Task instructions
Scan the lines below for the word "data". Copy each line you find it in.

──────────────────────────────

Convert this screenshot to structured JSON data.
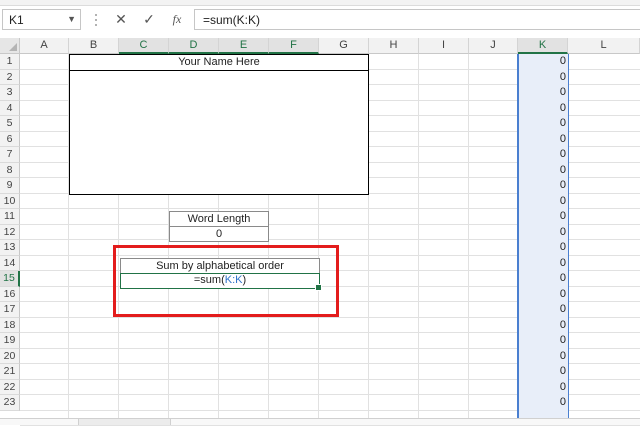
{
  "formula_bar": {
    "name_box": "K1",
    "cancel_icon": "✕",
    "enter_icon": "✓",
    "function_icon": "fx",
    "formula": "=sum(K:K)"
  },
  "columns": [
    "A",
    "B",
    "C",
    "D",
    "E",
    "F",
    "G",
    "H",
    "I",
    "J",
    "K",
    "L"
  ],
  "highlighted_columns": [
    "C",
    "D",
    "E",
    "F",
    "K"
  ],
  "rows": [
    "1",
    "2",
    "3",
    "4",
    "5",
    "6",
    "7",
    "8",
    "9",
    "10",
    "11",
    "12",
    "13",
    "14",
    "15",
    "16",
    "17",
    "18",
    "19",
    "20",
    "21",
    "22",
    "23"
  ],
  "highlighted_rows": [
    "15"
  ],
  "column_k_values": [
    "0",
    "0",
    "0",
    "0",
    "0",
    "0",
    "0",
    "0",
    "0",
    "0",
    "0",
    "0",
    "0",
    "0",
    "0",
    "0",
    "0",
    "0",
    "0",
    "0",
    "0",
    "0",
    "0"
  ],
  "name_table": {
    "title": "Your Name Here"
  },
  "word_length": {
    "label": "Word Length",
    "value": "0"
  },
  "sum_box": {
    "label": "Sum by alphabetical order",
    "formula_prefix": "=sum(",
    "formula_ref": "K:K",
    "formula_suffix": ")"
  },
  "colors": {
    "selection_green": "#217346",
    "annotation_red": "#e31c1c",
    "ref_blue": "#2f73c9",
    "column_highlight": "#e8eef9"
  }
}
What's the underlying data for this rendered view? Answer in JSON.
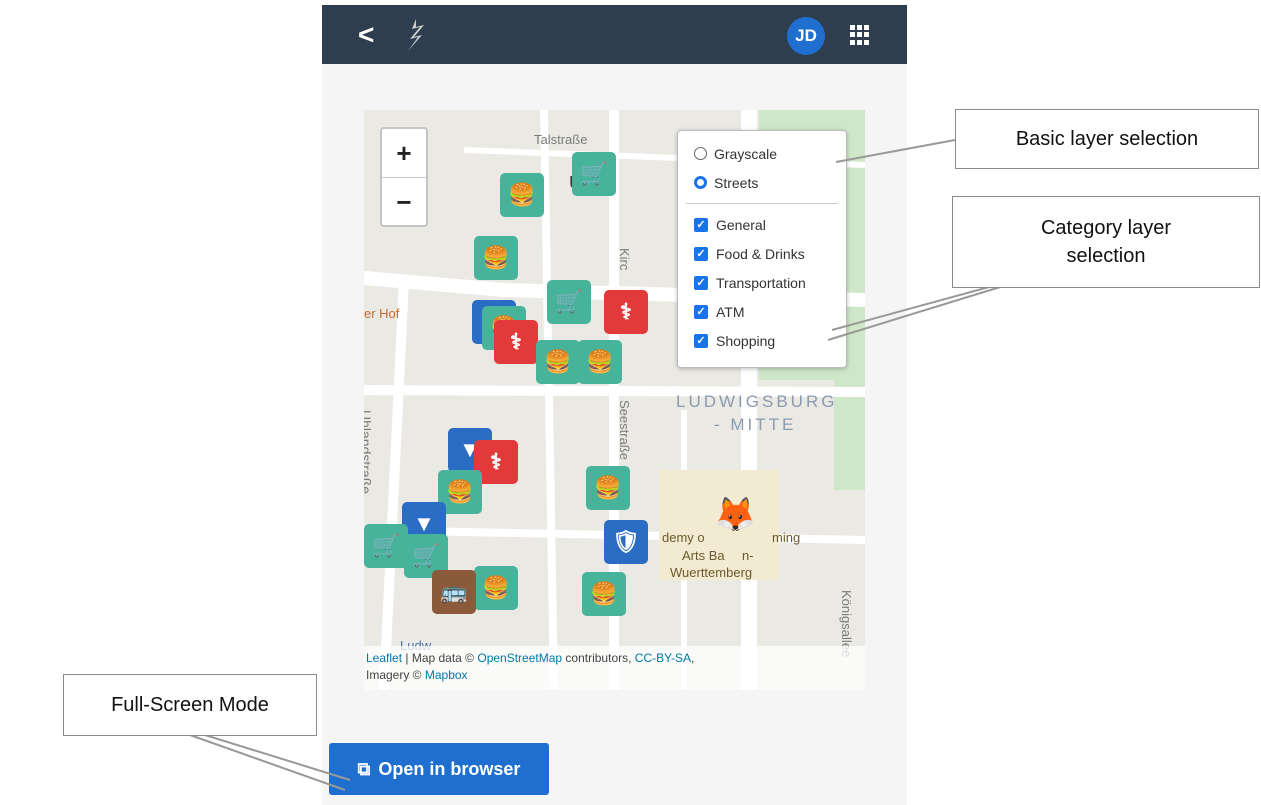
{
  "header": {
    "back_glyph": "<",
    "logo_icon": "winged-logo-icon",
    "avatar_initials": "JD",
    "apps_icon": "grid-icon",
    "bar_color": "#2f3e4f"
  },
  "map": {
    "zoom_in": "+",
    "zoom_out": "−",
    "base_layers": [
      {
        "label": "Grayscale",
        "selected": false
      },
      {
        "label": "Streets",
        "selected": true
      }
    ],
    "category_layers": [
      {
        "label": "General",
        "checked": true
      },
      {
        "label": "Food & Drinks",
        "checked": true
      },
      {
        "label": "Transportation",
        "checked": true
      },
      {
        "label": "ATM",
        "checked": true
      },
      {
        "label": "Shopping",
        "checked": true
      }
    ],
    "labels": {
      "talstrasse": "Talstraße",
      "burg": "urg",
      "hof": "er Hof",
      "uhlandstrasse": "Uhlandstraße",
      "seestrasse": "Seestraße",
      "ludwigsburg": "LUDWIGSBURG",
      "mitte": "- MITTE",
      "academy1": "demy o",
      "academy2": "ming",
      "academy3": "Arts Ba",
      "academy4": "n-",
      "academy5": "Wuerttemberg",
      "ludw": "Ludw",
      "koenigsallee": "Königsallee",
      "kirc": "Kirc"
    },
    "attribution": {
      "leaflet": "Leaflet",
      "mid": " | Map data © ",
      "osm": "OpenStreetMap",
      "contrib": " contributors, ",
      "license": "CC-BY-SA",
      "comma": ",",
      "imagery": "Imagery © ",
      "mapbox": "Mapbox"
    }
  },
  "open_browser_label": "Open in browser",
  "callouts": {
    "basic": "Basic layer selection",
    "category_line1": "Category layer",
    "category_line2": "selection",
    "fullscreen": "Full-Screen Mode"
  },
  "colors": {
    "food": "#47b39b",
    "health": "#e23a3a",
    "atm": "#2b6cc4",
    "bus": "#8a5a3b",
    "button": "#1e6fd0"
  }
}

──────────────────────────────

Written response
Convert this screenshot to structured JSON data.
What's the underlying data for this rendered view? Answer in JSON.
      "mid": " | Map data © ",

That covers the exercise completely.